■ Records for processing:

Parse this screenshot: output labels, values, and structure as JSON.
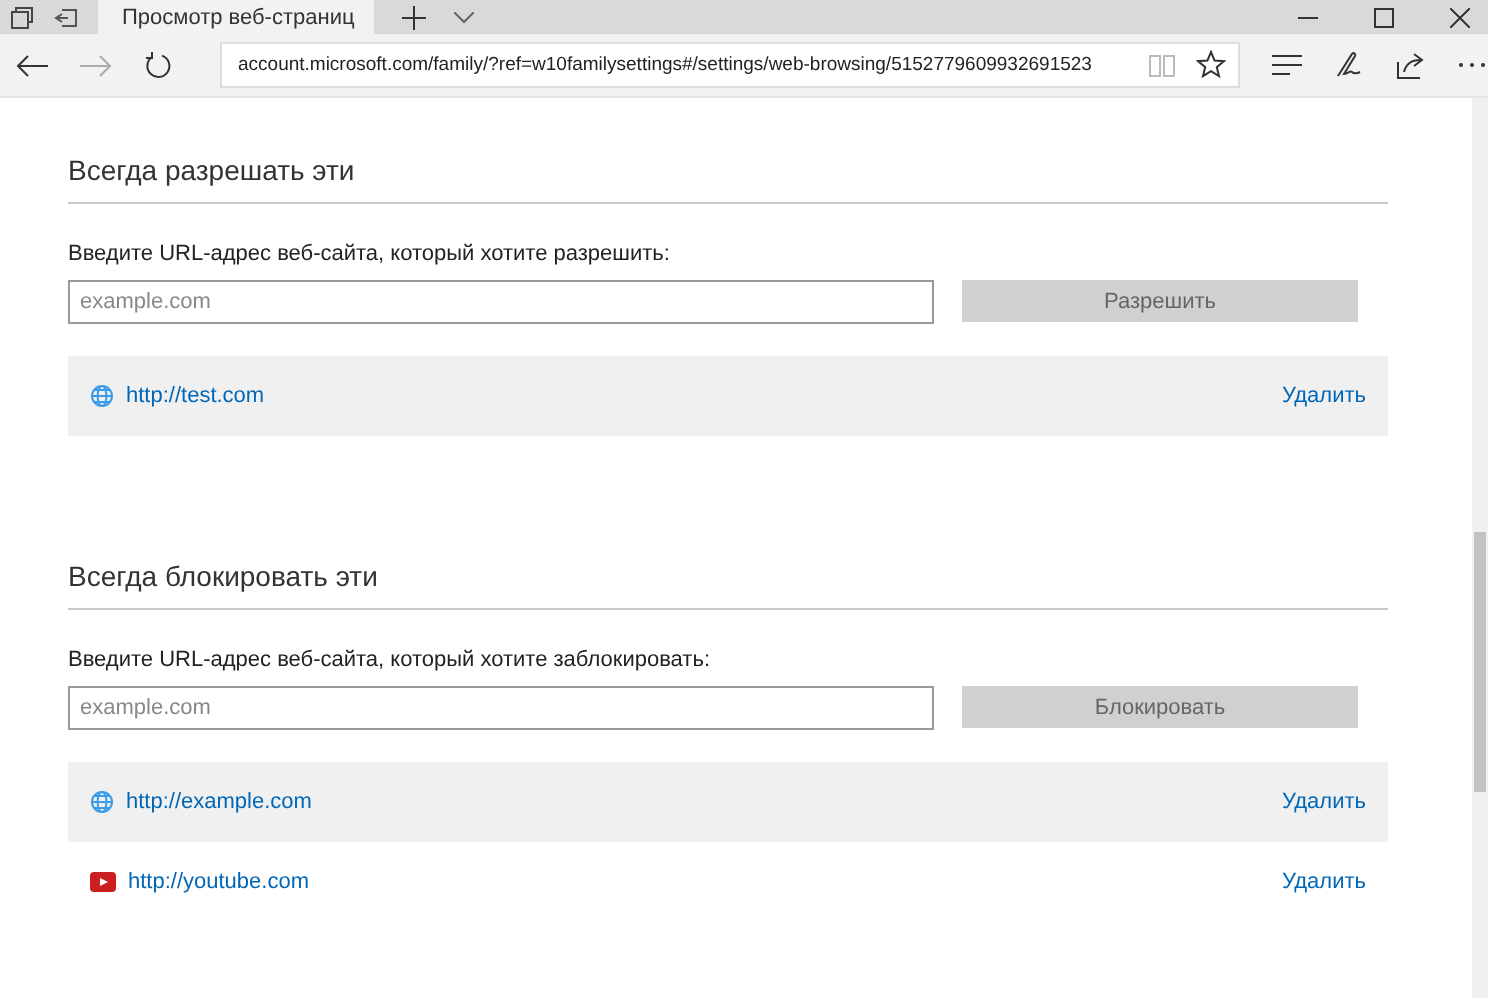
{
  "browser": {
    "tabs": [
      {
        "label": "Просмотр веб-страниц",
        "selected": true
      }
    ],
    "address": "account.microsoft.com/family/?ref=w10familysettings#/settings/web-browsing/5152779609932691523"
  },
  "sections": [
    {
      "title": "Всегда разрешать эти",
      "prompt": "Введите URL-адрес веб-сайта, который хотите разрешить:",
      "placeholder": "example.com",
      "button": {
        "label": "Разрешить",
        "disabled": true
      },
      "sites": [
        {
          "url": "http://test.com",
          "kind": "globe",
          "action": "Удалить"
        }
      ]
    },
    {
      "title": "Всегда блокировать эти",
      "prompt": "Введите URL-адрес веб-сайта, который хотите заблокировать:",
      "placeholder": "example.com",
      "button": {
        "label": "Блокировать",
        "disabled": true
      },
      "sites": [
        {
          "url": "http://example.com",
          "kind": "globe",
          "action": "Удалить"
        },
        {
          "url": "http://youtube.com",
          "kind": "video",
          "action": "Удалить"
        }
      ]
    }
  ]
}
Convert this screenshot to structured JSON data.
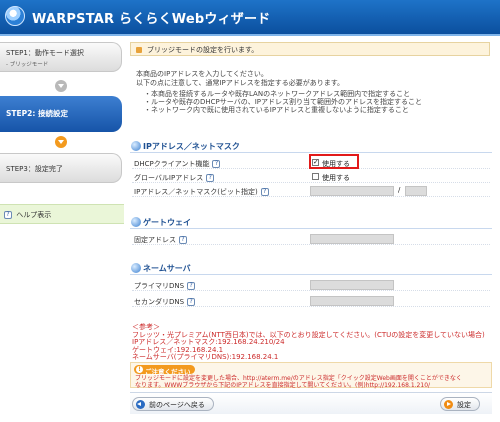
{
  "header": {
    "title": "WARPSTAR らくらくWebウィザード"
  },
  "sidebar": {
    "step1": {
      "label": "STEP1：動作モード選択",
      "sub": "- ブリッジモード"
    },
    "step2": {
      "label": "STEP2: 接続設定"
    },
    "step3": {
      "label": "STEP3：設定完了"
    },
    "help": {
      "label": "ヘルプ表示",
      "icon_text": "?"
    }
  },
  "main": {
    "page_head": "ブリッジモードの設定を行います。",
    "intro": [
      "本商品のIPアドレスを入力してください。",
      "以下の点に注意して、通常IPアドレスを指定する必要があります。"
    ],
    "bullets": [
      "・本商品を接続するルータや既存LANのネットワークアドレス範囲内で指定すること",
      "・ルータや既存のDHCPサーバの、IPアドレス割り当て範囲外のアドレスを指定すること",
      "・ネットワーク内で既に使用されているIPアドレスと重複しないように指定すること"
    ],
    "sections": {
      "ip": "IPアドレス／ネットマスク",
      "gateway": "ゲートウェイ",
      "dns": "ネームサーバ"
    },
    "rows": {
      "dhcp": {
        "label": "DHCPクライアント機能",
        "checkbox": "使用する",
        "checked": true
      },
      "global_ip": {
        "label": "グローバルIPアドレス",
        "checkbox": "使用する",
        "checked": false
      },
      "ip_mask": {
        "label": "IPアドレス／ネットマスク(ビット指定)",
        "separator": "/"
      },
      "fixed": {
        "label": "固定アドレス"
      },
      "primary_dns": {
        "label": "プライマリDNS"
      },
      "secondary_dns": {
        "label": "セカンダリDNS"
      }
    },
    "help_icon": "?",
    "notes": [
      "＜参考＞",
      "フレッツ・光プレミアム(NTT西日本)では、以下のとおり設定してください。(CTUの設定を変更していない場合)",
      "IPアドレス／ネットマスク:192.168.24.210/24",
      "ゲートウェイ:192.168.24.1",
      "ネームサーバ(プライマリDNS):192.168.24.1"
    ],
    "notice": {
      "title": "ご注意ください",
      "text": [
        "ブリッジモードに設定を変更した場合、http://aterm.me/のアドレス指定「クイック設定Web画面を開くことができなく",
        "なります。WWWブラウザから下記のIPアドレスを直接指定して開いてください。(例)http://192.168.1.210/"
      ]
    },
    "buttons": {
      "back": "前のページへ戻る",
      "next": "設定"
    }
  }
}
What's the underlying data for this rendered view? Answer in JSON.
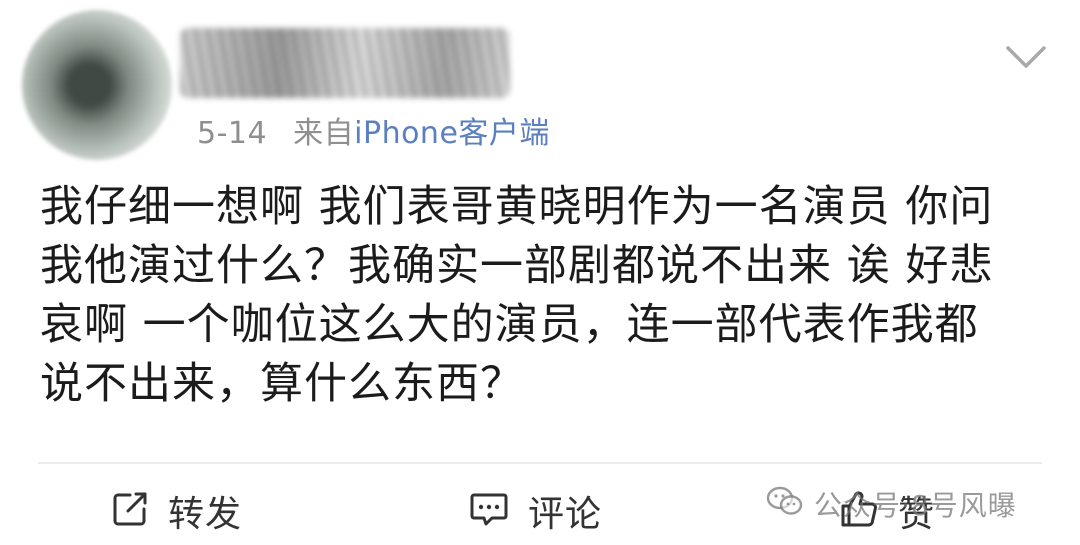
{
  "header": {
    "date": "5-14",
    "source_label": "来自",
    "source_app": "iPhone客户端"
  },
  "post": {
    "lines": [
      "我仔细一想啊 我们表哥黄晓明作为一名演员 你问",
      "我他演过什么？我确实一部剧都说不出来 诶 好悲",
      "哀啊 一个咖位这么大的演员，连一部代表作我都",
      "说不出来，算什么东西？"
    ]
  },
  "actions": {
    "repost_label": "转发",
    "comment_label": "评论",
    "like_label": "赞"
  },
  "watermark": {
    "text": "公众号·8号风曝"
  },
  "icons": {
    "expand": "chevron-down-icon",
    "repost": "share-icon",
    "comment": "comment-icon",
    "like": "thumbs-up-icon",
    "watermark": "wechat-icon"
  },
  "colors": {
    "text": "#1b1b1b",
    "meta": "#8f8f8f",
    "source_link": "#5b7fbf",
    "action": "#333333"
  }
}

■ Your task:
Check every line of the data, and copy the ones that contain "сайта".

■ Answer section:
      "prompt": "Введите URL-адрес веб-сайта, который хотите разрешить:",
      "prompt": "Введите URL-адрес веб-сайта, который хотите заблокировать:",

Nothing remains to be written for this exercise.